Luckily, there are improved leader powers that make in-the-moment corrections a little more feasible. In the campaign, you will be able to use classics such as a healing ability, carpet bomb, and an improved ODST drop. However, this is just the tip of the iceberg as you will also gain abilities such as an EMP, turret drop, and pelican defense.
It could often feel like in Halo Wars 1 that some of the menus looked sparse, and that feeling is confirmed by having them mostly filled out with these inclusions, which I found to be critical to my success. I can’t tell you the number of times a turret drop with ODSTs helped to sway the momentum of a fight in my favor. They were crucial to my success, and I’m lucky that the enemy didn’t have their own leader powers in the campaign.

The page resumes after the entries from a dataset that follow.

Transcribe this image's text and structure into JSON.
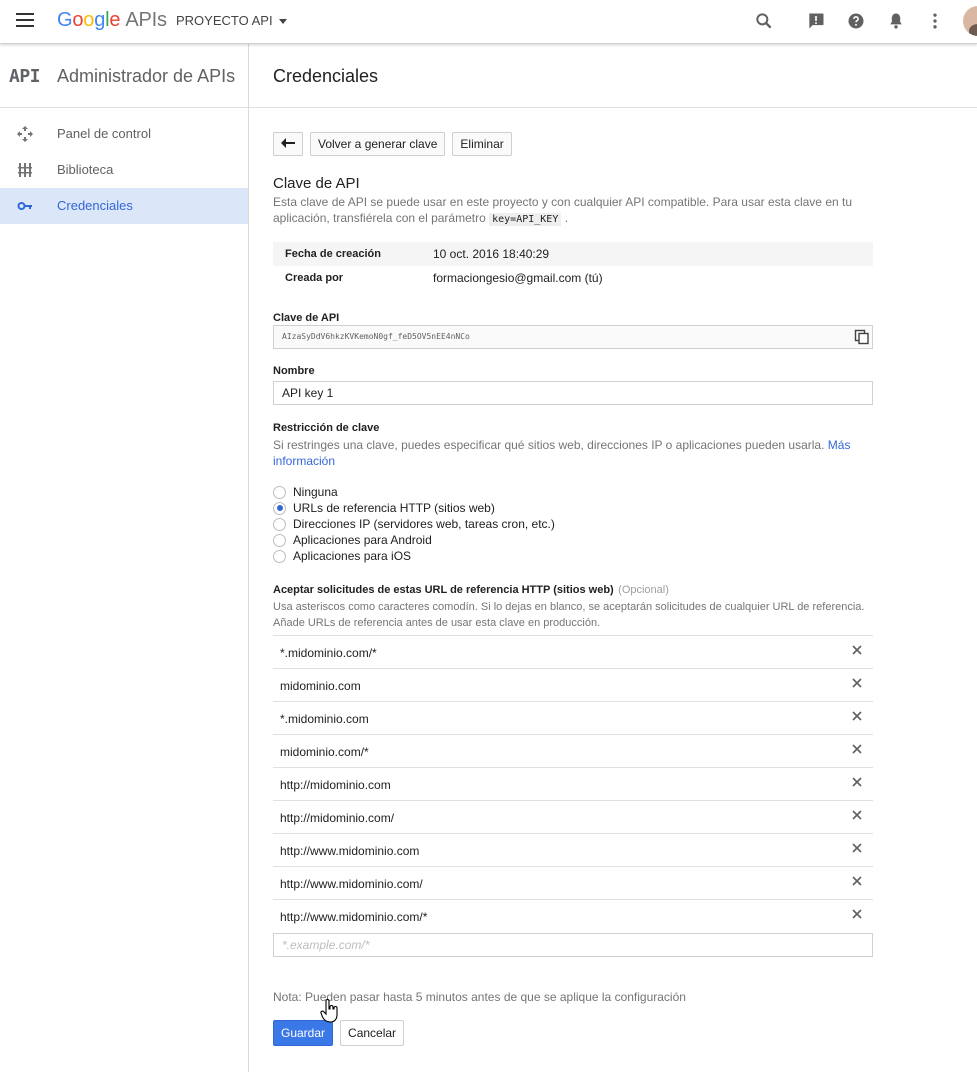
{
  "header": {
    "logo_letters": [
      "G",
      "o",
      "o",
      "g",
      "l",
      "e"
    ],
    "logo_suffix": "APIs",
    "project": "PROYECTO API",
    "icons": [
      "search-icon",
      "feedback-icon",
      "help-icon",
      "notifications-icon",
      "more-vert-icon",
      "account-avatar"
    ]
  },
  "sidebar": {
    "badge": "API",
    "title": "Administrador de APIs",
    "items": [
      {
        "label": "Panel de control",
        "icon": "dashboard-icon"
      },
      {
        "label": "Biblioteca",
        "icon": "library-icon"
      },
      {
        "label": "Credenciales",
        "icon": "key-icon",
        "active": true
      }
    ]
  },
  "main": {
    "title": "Credenciales",
    "toolbar": {
      "back_icon": "back-arrow-icon",
      "regenerate_label": "Volver a generar clave",
      "delete_label": "Eliminar"
    },
    "section_title": "Clave de API",
    "desc_before": "Esta clave de API se puede usar en este proyecto y con cualquier API compatible. Para usar esta clave en tu aplicación, transfiérela con el parámetro",
    "desc_code": "key=API_KEY",
    "desc_after": ".",
    "info": [
      {
        "key": "Fecha de creación",
        "value": "10 oct. 2016 18:40:29"
      },
      {
        "key": "Creada por",
        "value": "formaciongesio@gmail.com (tú)"
      }
    ],
    "api_key_label": "Clave de API",
    "api_key_value": "AIzaSyDdV6hkzKVKemoN0gf_feD5OV5nEE4nNCo",
    "name_label": "Nombre",
    "name_value": "API key 1",
    "restriction_label": "Restricción de clave",
    "restriction_desc": "Si restringes una clave, puedes especificar qué sitios web, direcciones IP o aplicaciones pueden usarla.",
    "restriction_link": "Más información",
    "radios": [
      {
        "label": "Ninguna",
        "selected": false
      },
      {
        "label": "URLs de referencia HTTP (sitios web)",
        "selected": true
      },
      {
        "label": "Direcciones IP (servidores web, tareas cron, etc.)",
        "selected": false
      },
      {
        "label": "Aplicaciones para Android",
        "selected": false
      },
      {
        "label": "Aplicaciones para iOS",
        "selected": false
      }
    ],
    "referrers_label": "Aceptar solicitudes de estas URL de referencia HTTP (sitios web)",
    "referrers_optional": "(Opcional)",
    "referrers_help_1": "Usa asteriscos como caracteres comodín. Si lo dejas en blanco, se aceptarán solicitudes de cualquier URL de referencia.",
    "referrers_help_2": "Añade URLs de referencia antes de usar esta clave en producción.",
    "referrers": [
      "*.midominio.com/*",
      "midominio.com",
      "*.midominio.com",
      "midominio.com/*",
      "http://midominio.com",
      "http://midominio.com/",
      "http://www.midominio.com",
      "http://www.midominio.com/",
      "http://www.midominio.com/*"
    ],
    "new_referrer_placeholder": "*.example.com/*",
    "note": "Nota: Pueden pasar hasta 5 minutos antes de que se aplique la configuración",
    "save_label": "Guardar",
    "cancel_label": "Cancelar"
  },
  "colors": {
    "accent": "#3367d6",
    "primary_button": "#3b78e7",
    "active_nav_bg": "#dbe7f8"
  }
}
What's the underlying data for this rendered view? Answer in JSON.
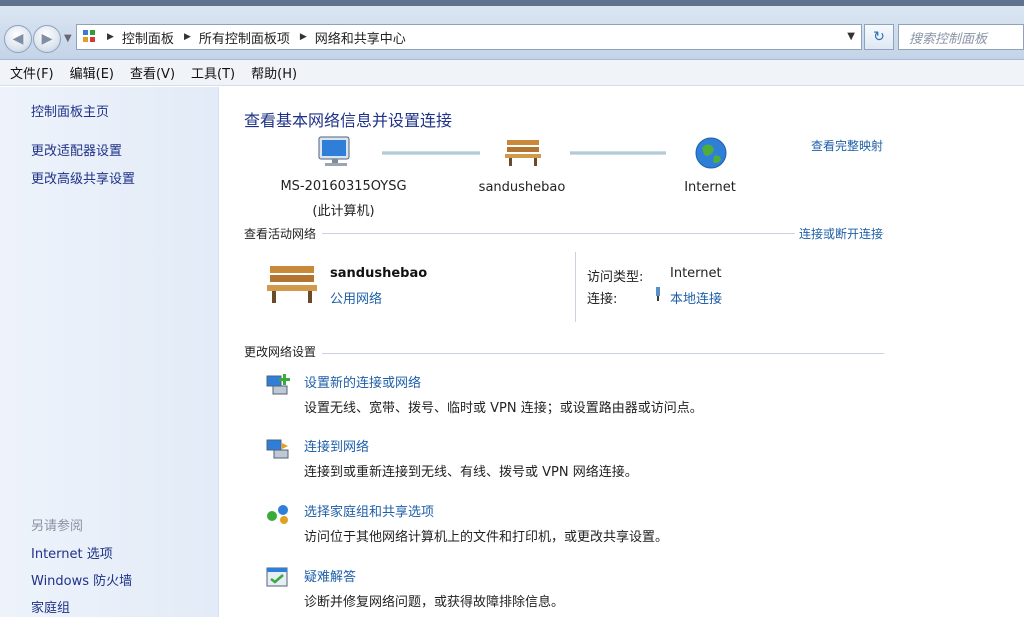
{
  "address": {
    "crumbs": [
      "控制面板",
      "所有控制面板项",
      "网络和共享中心"
    ],
    "search_placeholder": "搜索控制面板"
  },
  "menu": [
    "文件(F)",
    "编辑(E)",
    "查看(V)",
    "工具(T)",
    "帮助(H)"
  ],
  "sidebar": {
    "links": [
      "控制面板主页",
      "更改适配器设置",
      "更改高级共享设置"
    ],
    "see_also_heading": "另请参阅",
    "see_also": [
      "Internet 选项",
      "Windows 防火墙",
      "家庭组"
    ]
  },
  "main": {
    "title": "查看基本网络信息并设置连接",
    "view_full_map": "查看完整映射",
    "map": {
      "computer_name": "MS-20160315OYSG",
      "computer_sub": "(此计算机)",
      "network_name": "sandushebao",
      "internet_label": "Internet"
    },
    "active_section_label": "查看活动网络",
    "connect_disconnect": "连接或断开连接",
    "active": {
      "name": "sandushebao",
      "type": "公用网络",
      "access_key": "访问类型:",
      "access_val": "Internet",
      "conn_key": "连接:",
      "conn_val": "本地连接"
    },
    "change_section_label": "更改网络设置",
    "tasks": [
      {
        "title": "设置新的连接或网络",
        "desc": "设置无线、宽带、拨号、临时或 VPN 连接；或设置路由器或访问点。"
      },
      {
        "title": "连接到网络",
        "desc": "连接到或重新连接到无线、有线、拨号或 VPN 网络连接。"
      },
      {
        "title": "选择家庭组和共享选项",
        "desc": "访问位于其他网络计算机上的文件和打印机，或更改共享设置。"
      },
      {
        "title": "疑难解答",
        "desc": "诊断并修复网络问题，或获得故障排除信息。"
      }
    ]
  }
}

The forces are fairly varied, but since you only really play as Cutter during the campaign, it could often feel like you were not getting the chance to see many of the diverse unit types that you could use in other game types. Going off the shortish campaign, I think this would have been a great opportunity to have a split campaign like Halo 2 or even Command and Conquer: Generals.
It would have made the mission objectives even more varied while at the same time allowing us to use the Covenant unit types in the campaign. If there is ever a Halo Wars 3, I think this would be one of the most logical advancements they could make, especially considering how nuanced many of the enemy leaders tend to have in the universe at large.

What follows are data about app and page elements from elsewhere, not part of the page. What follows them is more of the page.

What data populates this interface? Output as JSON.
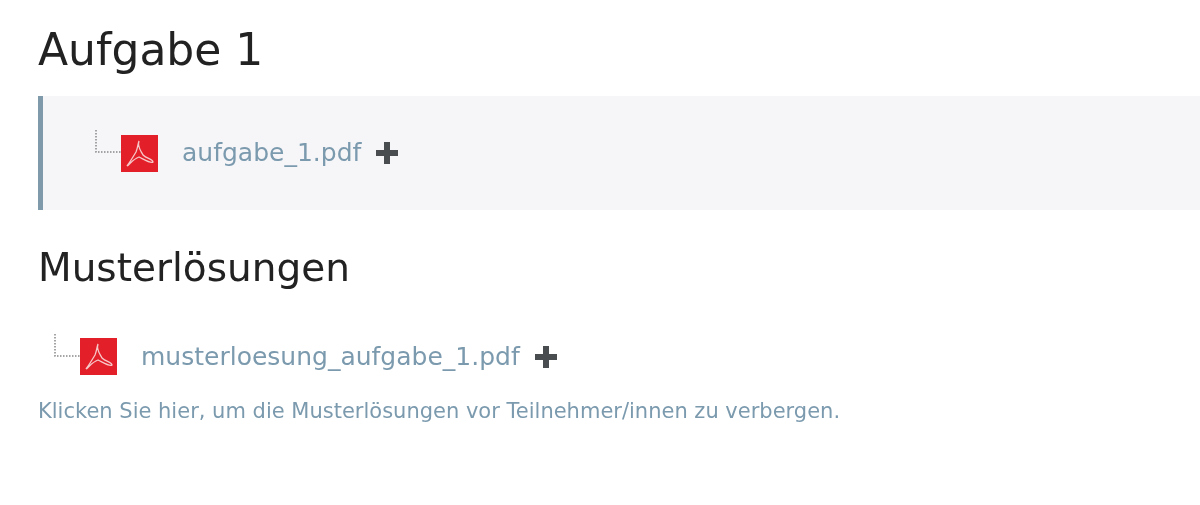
{
  "sections": [
    {
      "title": "Aufgabe 1",
      "boxed": true,
      "files": [
        {
          "name": "aufgabe_1.pdf"
        }
      ]
    },
    {
      "title": "Musterlösungen",
      "boxed": false,
      "files": [
        {
          "name": "musterloesung_aufgabe_1.pdf"
        }
      ],
      "toggle_link": "Klicken Sie hier, um die Musterlösungen vor Teilnehmer/innen zu verbergen."
    }
  ]
}
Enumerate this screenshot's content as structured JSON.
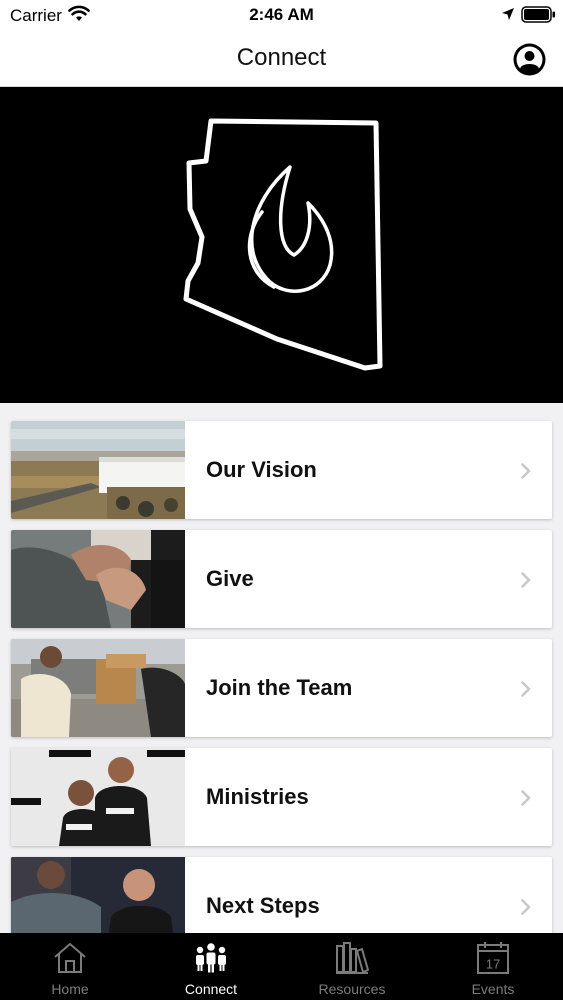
{
  "status_bar": {
    "carrier": "Carrier",
    "time": "2:46 AM",
    "icons": [
      "wifi-icon",
      "location-icon",
      "battery-icon"
    ]
  },
  "nav": {
    "title": "Connect",
    "profile_icon": "profile-icon"
  },
  "hero": {
    "logo": "arizona-flame-logo",
    "background": "#000000"
  },
  "menu": [
    {
      "label": "Our Vision",
      "thumb": "desert-building-photo"
    },
    {
      "label": "Give",
      "thumb": "praying-hands-photo"
    },
    {
      "label": "Join the Team",
      "thumb": "volunteers-photo"
    },
    {
      "label": "Ministries",
      "thumb": "couple-photo"
    },
    {
      "label": "Next Steps",
      "thumb": "baptism-photo"
    }
  ],
  "tabs": [
    {
      "label": "Home",
      "icon": "home-icon",
      "active": false
    },
    {
      "label": "Connect",
      "icon": "people-icon",
      "active": true
    },
    {
      "label": "Resources",
      "icon": "books-icon",
      "active": false
    },
    {
      "label": "Events",
      "icon": "calendar-icon",
      "active": false,
      "calendar_day": "17"
    }
  ],
  "colors": {
    "tab_bar_bg": "#000000",
    "tab_active": "#ffffff",
    "tab_inactive": "#7b7b7b",
    "list_bg": "#f1f1f3",
    "chevron": "#c7c7cc"
  }
}
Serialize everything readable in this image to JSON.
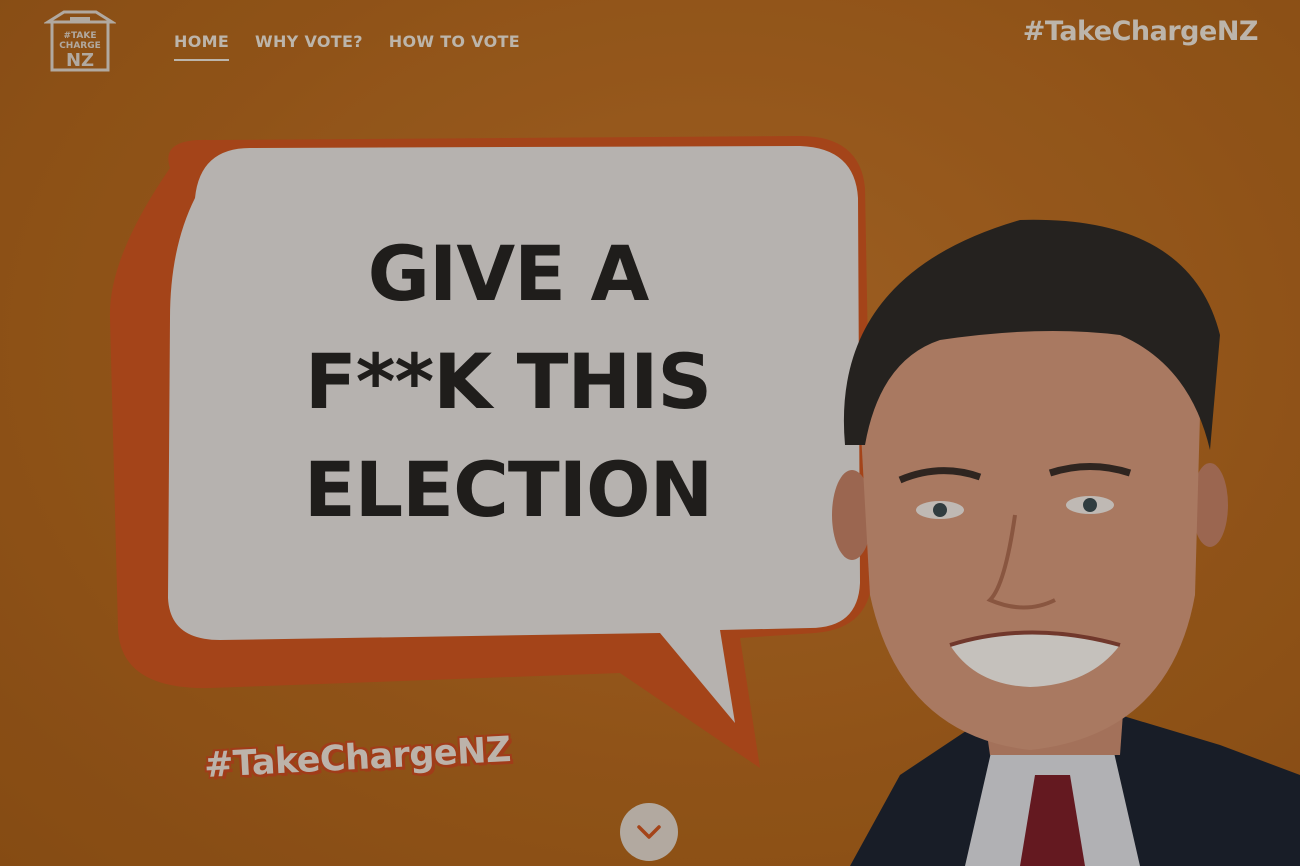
{
  "header": {
    "logo_text": [
      "#TAKE",
      "CHARGE",
      "NZ"
    ],
    "nav": [
      {
        "label": "HOME",
        "active": true
      },
      {
        "label": "WHY VOTE?",
        "active": false
      },
      {
        "label": "HOW TO VOTE",
        "active": false
      }
    ],
    "hashtag": "#TakeChargeNZ"
  },
  "hero": {
    "headline_lines": [
      "GIVE A",
      "F**K THIS",
      "ELECTION"
    ],
    "hashtag": "#TakeChargeNZ",
    "scroll_icon": "chevron-down-icon"
  },
  "colors": {
    "background": "#b4691e",
    "bubble_fill": "#dedad6",
    "bubble_shadow": "#c9531f",
    "headline": "#262422",
    "nav_text": "#e6ddd1"
  }
}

A Fun if slightly irritating Experience
While the campaign is where I spent most of my time, there are other ways to enjoy Halo Wars 2. There is the traditional multiplayer where you can battle people similarly to how you did in Halo Wars 1. I wasn’t able to find a match, but that’s okay; I’m sure I would have been wrecked very quickly.
However, a new mode called “Blitz” is both an interesting concept but one that I find to be frustrating as it runs on cards similar to Halo 5’s Warzone. These cards can be obtained by ranking up and other methods, but ultimately, they are part of a microtransaction system. Which leaves a sour taste in my mouth and one that is one of the reasons I have begun to steer clear of online gaming.
Like I had alluded to earlier, I had been unable to play this game at all on the PC. It was just a black screen and never loaded for me. Many other people seemed to have this issue with no fixes if a reinstall didn’t work. It was very frustrating, but I was willing to wait until I had an alternative way to play.
During my time on the Xbox Series S, I had a few crashes and a couple infinite loading screens, which were very annoying. Luckily, the crashes were never too gruesome since the game has a lot of checkpoints during the missions. The most progress I ever lost was only a few minutes, but that doesn’t excuse the fact that this game is nearly five years old at this point. It should be running perfectly, especially on the newer hardware.
This is something that I’m seeing more and more in games, and I am losing my patience over it. I am playing through Fallout 76 now, and even that game has been fixed to a stable condition because it has never crashed on me yet. The Halo series is Microsoft’s Mario, so it should be held to being released in a stable condition at launch. I can’t imagine what it was like when it was first released, and it makes me thankful that this is the first time that I have been able to play it.
Halo Wars 2 is largely what a sequel should be with a more varied campaign structure, improved mechanics, expanded sandbox, and revised troop deployment. The experience felt a lot more immersive and as if I was actually playing a strategy game rather than simply building up 30 units and sending them into another army of 30 units. However, a short campaign, slow matchmaking, and microtransactions make this an experience I have little reason to return to. 7.5/10